World Heritage Committee following broad community consultation. The Lake 
Malbena proposal, the TWWHA management plan and the federal government 
EPBC process that allow for the proposal's approval and progression to 
date have all -

Ms O'CONNOR - Point of order, Madam Speaker. For the second time, the 
Premier is not answering the question. Did he get the same advice for the 
state approval process from his key advisory council?

Madam SPEAKER - I cannot accept that as a point of order but I can ask the 
Premier to continue speaking, and I think he believes he is addressing the 

Mr HODGMAN - I certainly am, Madam Speaker. I made the point with respect 
to advice received and views and input available to anyone with an 
interest due to the extensive consultation and rigorous processes this 
proposal has been subject to, which I am outlining. They are pertinent to 
that very point. The proposal, through the TWWHA management plan and 
federal government EPBC process, which have allowed for the proposal's 
approval and progression to date, have all been subject to extensive 
public consultation. Parks and Wildlife has been working with the 
proponents on this matter for over a year. It is a sensitive and 
appropriate development at the site, which ensures impacts can be 
mitigated or avoided as part of the assessment process. 

Ms O'CONNOR - Point of order, Madam Speaker. I believe the Premier has 
misled the House.

Mr Hodgman - You just do not want to know the truth. 

Madam SPEAKER - I am sorry, that is a very serious accusation. 

Ms O'CONNOR - That is right and I ask him to clarify it. He said this 
project has been through extensive consultation. It has not. 

Mr FERGUSON - Madam Speaker, on the point of order, the member has not 
raised a point of order. What she has just said can only be put forward 
in a substantive motion. 

Ms O'CONNOR - Well, it might be coming. The Premier is being misleading. 

Madam SPEAKER - I am going to uphold that point of order because those 
accusations can only be made in a substantive motions. I urge you to 
refrain from doing that again. Thank you.

Mr HODGMAN - Thank you, Madam Speaker. I was asked specifically about the 
advice I have received in relation to this matter. When I provide that 
advice to the member for Clark, she takes exception to hearing it because 
it does not suit her. There has been a voluntary referral of this 
proposal to the Australian Government under the EPBC act. That was a 
voluntary move taken by the proponents and it requires further process. 
There is public consultation. The Commonwealth Department of Environment 
and Energy has determined that the project is not a controlled action 
under the EPBC. It has been assessed by the national authorities and it 
means the project can proceed on that basis. It has not been found to 
pose a threat to matters of national environmental significance.
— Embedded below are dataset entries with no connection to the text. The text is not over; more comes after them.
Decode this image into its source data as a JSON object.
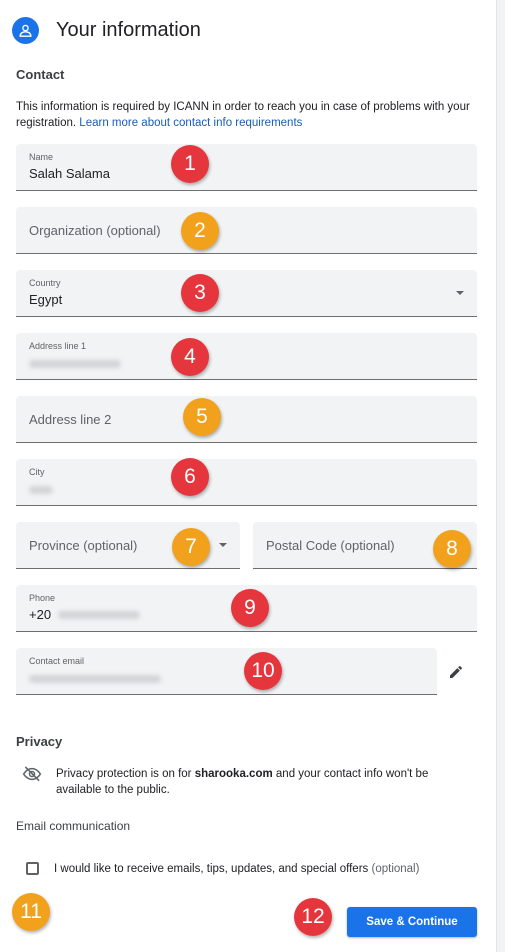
{
  "header": {
    "title": "Your information",
    "icon": "account-icon"
  },
  "contact": {
    "heading": "Contact",
    "note": "This information is required by ICANN in order to reach you in case of problems with your registration.",
    "note_link": "Learn more about contact info requirements"
  },
  "fields": {
    "name": {
      "label": "Name",
      "value": "Salah Salama"
    },
    "organization": {
      "placeholder": "Organization (optional)"
    },
    "country": {
      "label": "Country",
      "value": "Egypt"
    },
    "address1": {
      "label": "Address line 1"
    },
    "address2": {
      "placeholder": "Address line 2"
    },
    "city": {
      "label": "City"
    },
    "province": {
      "placeholder": "Province (optional)"
    },
    "postal": {
      "placeholder": "Postal Code (optional)"
    },
    "phone": {
      "label": "Phone",
      "value": "+20"
    },
    "email": {
      "label": "Contact email"
    }
  },
  "privacy": {
    "heading": "Privacy",
    "text_before": "Privacy protection is on for",
    "domain": "sharooka.com",
    "text_after": "and your contact info won't be available to the public."
  },
  "email_communication": {
    "heading": "Email communication",
    "checkbox_label": "I would like to receive emails, tips, updates, and special offers",
    "optional": "(optional)",
    "checked": false
  },
  "actions": {
    "save_continue": "Save & Continue"
  },
  "markers": [
    "1",
    "2",
    "3",
    "4",
    "5",
    "6",
    "7",
    "8",
    "9",
    "10",
    "11",
    "12"
  ],
  "colors": {
    "accent": "#1a73e8",
    "marker_red": "#e5363d",
    "marker_yellow": "#f2a11d",
    "field_bg": "#f1f3f4"
  }
}
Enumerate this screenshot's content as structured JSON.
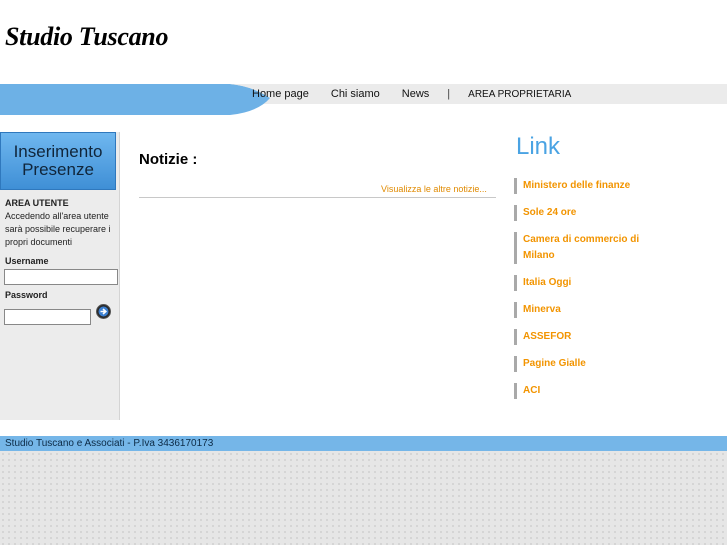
{
  "header": {
    "logo": "Studio Tuscano"
  },
  "nav": {
    "items": [
      "Home page",
      "Chi siamo",
      "News"
    ],
    "separator": "|",
    "area": "AREA PROPRIETARIA"
  },
  "sidebar": {
    "button_line1": "Inserimento",
    "button_line2": "Presenze",
    "area_title": "AREA UTENTE",
    "area_desc": "Accedendo all'area utente sarà possibile recuperare i propri documenti",
    "username_label": "Username",
    "username_value": "",
    "password_label": "Password",
    "password_value": ""
  },
  "main": {
    "title": "Notizie :",
    "more_link": "Visualizza le altre notizie..."
  },
  "links": {
    "title": "Link",
    "items": [
      "Ministero delle finanze",
      "Sole 24 ore",
      "Camera di commercio di Milano",
      "Italia Oggi",
      "Minerva",
      "ASSEFOR",
      "Pagine Gialle",
      "ACI"
    ]
  },
  "footer": {
    "text": "Studio Tuscano e Associati - P.Iva 3436170173"
  },
  "colors": {
    "accent_blue": "#4aa3e3",
    "link_orange": "#f29400",
    "footer_blue": "#75b6e8"
  }
}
Now that 
the EPBC process is complete, the proponent may progress the development 
application to the local council and following that process. If the 
development application is successful, the Parks and Wildlife Service can 
finalise the reserve activity assessment.

Ms O'Connor - Of course it will be. It's a tick and flick now, isn't it? 
It's a permitted use.

Madam SPEAKER - Ms O'Connor, I give you a first warning.

Mr HODGMAN - I make those points to point to the fact this proposal has 
been the subject of extensive process and consultation. I know there are 
people in the community, including the Greens, who will not be supportive 
of projects like this that continue to keep Tasmania at the front of the 
pack in the ecotourism space. There will be those who express that 
negative view to me, but when you consider objectively the lengthy 
processes this has been through at a state and Commonwealth level, in my 
view that should give Tasmanians confidence that this is one of those 
projects that will make Tasmania the ecotourism capital of the world that 
we should be.